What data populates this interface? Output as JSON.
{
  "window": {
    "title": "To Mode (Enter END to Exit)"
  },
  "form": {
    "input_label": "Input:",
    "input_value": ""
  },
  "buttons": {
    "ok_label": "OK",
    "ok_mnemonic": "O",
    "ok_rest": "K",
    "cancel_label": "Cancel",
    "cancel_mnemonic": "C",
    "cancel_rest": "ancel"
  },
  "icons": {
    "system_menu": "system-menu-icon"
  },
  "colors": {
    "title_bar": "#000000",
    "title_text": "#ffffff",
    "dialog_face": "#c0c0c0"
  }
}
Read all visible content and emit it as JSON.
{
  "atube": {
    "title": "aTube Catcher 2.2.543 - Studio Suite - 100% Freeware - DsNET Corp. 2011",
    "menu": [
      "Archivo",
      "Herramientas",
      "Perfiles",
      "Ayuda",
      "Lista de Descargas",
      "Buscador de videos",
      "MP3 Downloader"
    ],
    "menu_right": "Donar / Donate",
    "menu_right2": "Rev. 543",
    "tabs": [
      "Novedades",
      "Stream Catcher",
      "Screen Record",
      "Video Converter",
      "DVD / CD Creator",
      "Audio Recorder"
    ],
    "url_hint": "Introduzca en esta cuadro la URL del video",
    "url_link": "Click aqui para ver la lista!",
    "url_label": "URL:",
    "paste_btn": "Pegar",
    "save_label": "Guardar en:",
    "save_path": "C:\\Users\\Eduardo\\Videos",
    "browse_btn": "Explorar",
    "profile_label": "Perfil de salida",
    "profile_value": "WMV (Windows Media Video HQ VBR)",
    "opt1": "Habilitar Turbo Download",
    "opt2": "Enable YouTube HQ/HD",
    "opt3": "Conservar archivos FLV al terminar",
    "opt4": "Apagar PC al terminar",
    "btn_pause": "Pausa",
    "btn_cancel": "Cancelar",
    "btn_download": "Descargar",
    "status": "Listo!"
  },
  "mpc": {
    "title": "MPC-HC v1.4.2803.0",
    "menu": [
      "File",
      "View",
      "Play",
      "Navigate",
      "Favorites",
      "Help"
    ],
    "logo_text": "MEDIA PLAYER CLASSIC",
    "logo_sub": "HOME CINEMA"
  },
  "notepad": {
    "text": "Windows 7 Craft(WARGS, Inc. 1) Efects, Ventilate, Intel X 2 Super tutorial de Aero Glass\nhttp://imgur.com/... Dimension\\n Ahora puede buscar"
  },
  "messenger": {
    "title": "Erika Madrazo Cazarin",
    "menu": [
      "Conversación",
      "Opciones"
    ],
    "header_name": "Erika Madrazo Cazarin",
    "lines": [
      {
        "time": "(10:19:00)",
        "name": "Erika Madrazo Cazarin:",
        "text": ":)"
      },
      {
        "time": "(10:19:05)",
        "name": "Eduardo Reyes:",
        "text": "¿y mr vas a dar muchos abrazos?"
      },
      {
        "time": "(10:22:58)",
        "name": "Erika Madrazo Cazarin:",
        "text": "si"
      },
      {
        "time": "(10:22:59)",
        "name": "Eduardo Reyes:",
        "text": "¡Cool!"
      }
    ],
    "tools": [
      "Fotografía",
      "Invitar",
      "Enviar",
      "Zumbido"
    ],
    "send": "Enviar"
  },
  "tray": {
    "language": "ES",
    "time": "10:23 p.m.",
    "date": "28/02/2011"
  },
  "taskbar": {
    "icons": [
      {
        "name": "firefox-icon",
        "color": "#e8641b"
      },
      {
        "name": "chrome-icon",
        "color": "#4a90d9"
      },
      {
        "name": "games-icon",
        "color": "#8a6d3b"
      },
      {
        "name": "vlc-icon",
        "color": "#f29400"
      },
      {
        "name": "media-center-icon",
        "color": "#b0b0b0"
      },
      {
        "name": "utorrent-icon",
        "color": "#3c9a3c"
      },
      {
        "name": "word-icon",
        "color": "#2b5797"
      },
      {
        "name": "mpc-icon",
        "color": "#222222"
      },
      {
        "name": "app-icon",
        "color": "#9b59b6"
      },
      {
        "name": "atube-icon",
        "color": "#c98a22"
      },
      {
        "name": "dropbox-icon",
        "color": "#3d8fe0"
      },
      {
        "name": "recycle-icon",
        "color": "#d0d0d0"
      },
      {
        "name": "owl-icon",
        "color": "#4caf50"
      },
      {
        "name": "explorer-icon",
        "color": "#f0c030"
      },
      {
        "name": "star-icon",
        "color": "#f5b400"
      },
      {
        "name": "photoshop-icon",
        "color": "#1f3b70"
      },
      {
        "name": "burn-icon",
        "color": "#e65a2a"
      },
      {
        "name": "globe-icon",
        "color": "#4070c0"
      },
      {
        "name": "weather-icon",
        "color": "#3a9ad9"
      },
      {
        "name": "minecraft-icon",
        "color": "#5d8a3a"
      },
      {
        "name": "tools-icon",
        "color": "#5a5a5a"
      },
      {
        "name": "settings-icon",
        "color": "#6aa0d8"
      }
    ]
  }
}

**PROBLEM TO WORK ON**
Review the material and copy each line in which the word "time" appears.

**ANSWER AREA**
        "time": "(10:19:00)",
        "time": "(10:19:05)",
        "time": "(10:22:58)",
        "time": "(10:22:59)",
    "time": "10:23 p.m.",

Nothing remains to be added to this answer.